 "Shape matters more than material," is a saying that might just pick a few fights within academic circles. As a biologist it's clear to me that shape is king. Organisms use shape to define the performance of their world, they don't have research labs or spend billions of dollars to find exotic materials, they use what is readily available with ingenious results. A spider can turn a fly into a spider-web to catch more flies. Claus Mattheck has shown us how trees use curved shapes rather than ninety degree angles to decrease weight while increasing their toughness. Gecko's feet get their sticky behavior not due to the material of their feet, but because the 'hairs' can deform so well they interact through Van der Waals forces. These are just a few of the millions of examples where organisms use shape to obtain performance out of common materials. In nature, information and shape are cheap, materials are expensive.

Applying this knowledge of shape and performance is an obsession of anyone between the fields of biology and design. I often wonder at how much more we can do with a single material if we had the technology.

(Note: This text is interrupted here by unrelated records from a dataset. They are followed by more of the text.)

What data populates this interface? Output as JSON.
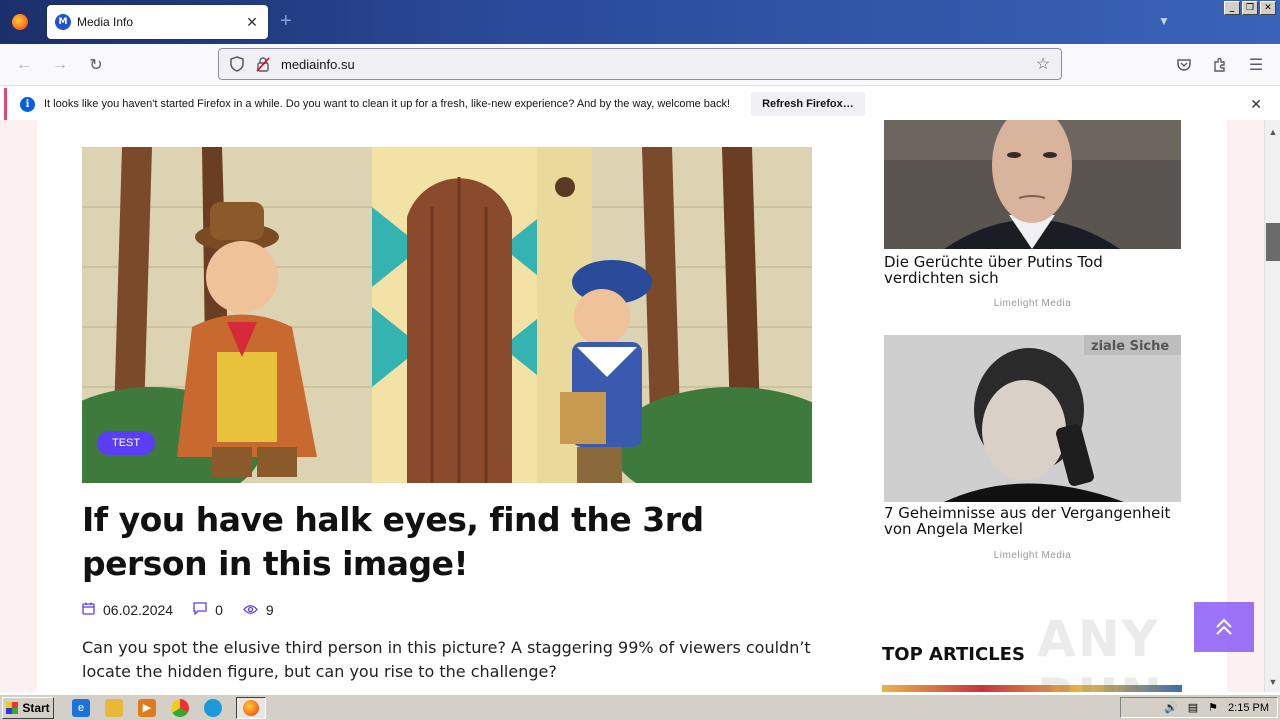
{
  "browser": {
    "tab_title": "Media Info",
    "tab_favicon_letter": "M",
    "url": "mediainfo.su",
    "new_tab_symbol": "+",
    "close_symbol": "✕"
  },
  "notification": {
    "text": "It looks like you haven't started Firefox in a while. Do you want to clean it up for a fresh, like-new experience? And by the way, welcome back!",
    "button_label": "Refresh Firefox…"
  },
  "article": {
    "badge": "TEST",
    "title": "If you have halk eyes, find the 3rd person in this image!",
    "date": "06.02.2024",
    "comments": "0",
    "views": "9",
    "excerpt": "Can you spot the elusive third person in this picture? A staggering 99% of viewers couldn’t locate the hidden figure, but can you rise to the challenge?"
  },
  "sidebar": {
    "items": [
      {
        "title": "Die Gerüchte über Putins Tod verdichten sich",
        "source": "Limelight Media"
      },
      {
        "title": "7 Geheimnisse aus der Vergangenheit von Angela Merkel",
        "source": "Limelight Media",
        "image_text": "ziale Siche"
      }
    ],
    "top_articles_heading": "TOP ARTICLES"
  },
  "watermark": "ANY RUN",
  "taskbar": {
    "start_label": "Start",
    "clock": "2:15 PM"
  },
  "colors": {
    "accent": "#5b3df5",
    "tabstrip": "#2a4a9a",
    "notification_border": "#e0467c"
  }
}
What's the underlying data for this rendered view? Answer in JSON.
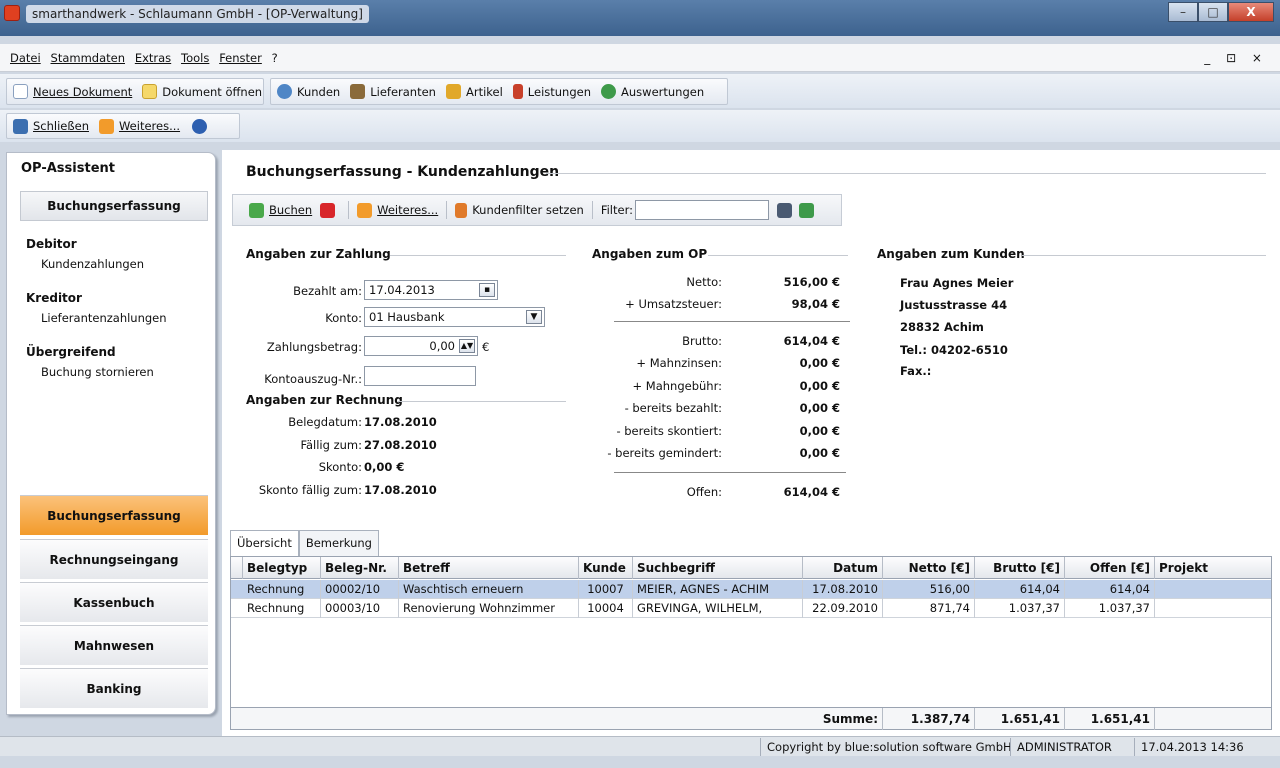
{
  "window": {
    "title": "smarthandwerk - Schlaumann GmbH - [OP-Verwaltung]",
    "minimize": "–",
    "maximize": "□",
    "close": "X"
  },
  "menu": {
    "items": [
      "Datei",
      "Stammdaten",
      "Extras",
      "Tools",
      "Fenster",
      "?"
    ],
    "mdi_controls": "_ ⊡ ×"
  },
  "toolbar1": {
    "new_doc": "Neues Dokument",
    "open_doc": "Dokument öffnen",
    "customers": "Kunden",
    "suppliers": "Lieferanten",
    "articles": "Artikel",
    "services": "Leistungen",
    "reports": "Auswertungen"
  },
  "toolbar2": {
    "close": "Schließen",
    "more": "Weiteres..."
  },
  "sidebar": {
    "title": "OP-Assistent",
    "section": "Buchungserfassung",
    "groups": [
      {
        "heading": "Debitor",
        "link": "Kundenzahlungen"
      },
      {
        "heading": "Kreditor",
        "link": "Lieferantenzahlungen"
      },
      {
        "heading": "Übergreifend",
        "link": "Buchung stornieren"
      }
    ],
    "nav": [
      "Buchungserfassung",
      "Rechnungseingang",
      "Kassenbuch",
      "Mahnwesen",
      "Banking"
    ]
  },
  "main": {
    "title": "Buchungserfassung - Kundenzahlungen",
    "toolbar": {
      "book": "Buchen",
      "more": "Weiteres...",
      "filter_btn": "Kundenfilter setzen",
      "filter_label": "Filter:",
      "filter_value": ""
    },
    "payment": {
      "heading": "Angaben zur Zahlung",
      "paid_on_label": "Bezahlt am:",
      "paid_on": "17.04.2013",
      "account_label": "Konto:",
      "account": "01 Hausbank",
      "amount_label": "Zahlungsbetrag:",
      "amount": "0,00",
      "currency": "€",
      "statement_label": "Kontoauszug-Nr.:",
      "statement": ""
    },
    "invoice": {
      "heading": "Angaben zur Rechnung",
      "rows": [
        {
          "label": "Belegdatum:",
          "value": "17.08.2010"
        },
        {
          "label": "Fällig zum:",
          "value": "27.08.2010"
        },
        {
          "label": "Skonto:",
          "value": "0,00 €"
        },
        {
          "label": "Skonto fällig zum:",
          "value": "17.08.2010"
        }
      ]
    },
    "op": {
      "heading": "Angaben zum OP",
      "rows": [
        {
          "label": "Netto:",
          "value": "516,00 €"
        },
        {
          "label": "+ Umsatzsteuer:",
          "value": "98,04 €"
        },
        {
          "label": "Brutto:",
          "value": "614,04 €"
        },
        {
          "label": "+ Mahnzinsen:",
          "value": "0,00 €"
        },
        {
          "label": "+ Mahngebühr:",
          "value": "0,00 €"
        },
        {
          "label": "- bereits bezahlt:",
          "value": "0,00 €"
        },
        {
          "label": "- bereits skontiert:",
          "value": "0,00 €"
        },
        {
          "label": "- bereits gemindert:",
          "value": "0,00 €"
        },
        {
          "label": "Offen:",
          "value": "614,04 €"
        }
      ]
    },
    "customer": {
      "heading": "Angaben zum Kunden",
      "lines": [
        "Frau Agnes Meier",
        "Justusstrasse 44",
        "28832 Achim",
        "Tel.: 04202-6510",
        "Fax.:"
      ]
    },
    "tabs": [
      "Übersicht",
      "Bemerkung"
    ],
    "grid": {
      "headers": [
        "Belegtyp",
        "Beleg-Nr.",
        "Betreff",
        "Kunde",
        "Suchbegriff",
        "Datum",
        "Netto [€]",
        "Brutto [€]",
        "Offen [€]",
        "Projekt"
      ],
      "rows": [
        [
          "Rechnung",
          "00002/10",
          "Waschtisch erneuern",
          "10007",
          "MEIER, AGNES - ACHIM",
          "17.08.2010",
          "516,00",
          "614,04",
          "614,04",
          ""
        ],
        [
          "Rechnung",
          "00003/10",
          "Renovierung Wohnzimmer",
          "10004",
          "GREVINGA, WILHELM,",
          "22.09.2010",
          "871,74",
          "1.037,37",
          "1.037,37",
          ""
        ]
      ],
      "sum_label": "Summe:",
      "sum_netto": "1.387,74",
      "sum_brutto": "1.651,41",
      "sum_offen": "1.651,41"
    }
  },
  "status": {
    "copyright": "Copyright by blue:solution software GmbH",
    "user": "ADMINISTRATOR",
    "datetime": "17.04.2013 14:36"
  }
}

That spider that can transform a single fly into proteins that make up a spider web has me wondering why our own industrial systems aren't so clever (and circular). A sea sponge that can make an intricate glass skeleton at the bottom of the ocean out of whatever floats by has me wondering why can't we do the same?  

This is why a research project called  'Metamaterial Mechanisms' from the Hasso Plattner Institute has captured my imagination. In the video below (I'm not sold on their choice of music) the team demonstrates their impressive technology. They have created a meta-material editor interface that allows users to create 'cells' that each enable a different types of performance based on its shape. They are making information and shape cheap, which allows us to use a single material for multiple purposes.

And this is a trend we see moving into manufacturing of every-day objects. Nike's FlyKnit technology is not just a way to create a shoe 'upper' that is lightweight, it is also made out of just one material. They are able to adjust the performance of the material by controlling the shape of the knit. 

Lastly, a recent announcement from Sappi has revealed they plan to begin selling the first commercial 'casting and release paper' with sharklet technologies. Casting and release paper is a way to add texture to woven and non woven textiles and plastics. It will enable fabrics, and synthetic leathers to actually have the ability to manage and interact with their microbial environments like never before. It might not be very long before you can get a jacket with sharklet technology.

These technologies share the same thing, they are using shape rather than material to obtain performance. Now all we need to do is look at the millions of organisms out there that have been doing this kind of thing for billions of years. Contact us to learn more.

Timothy McGeeComment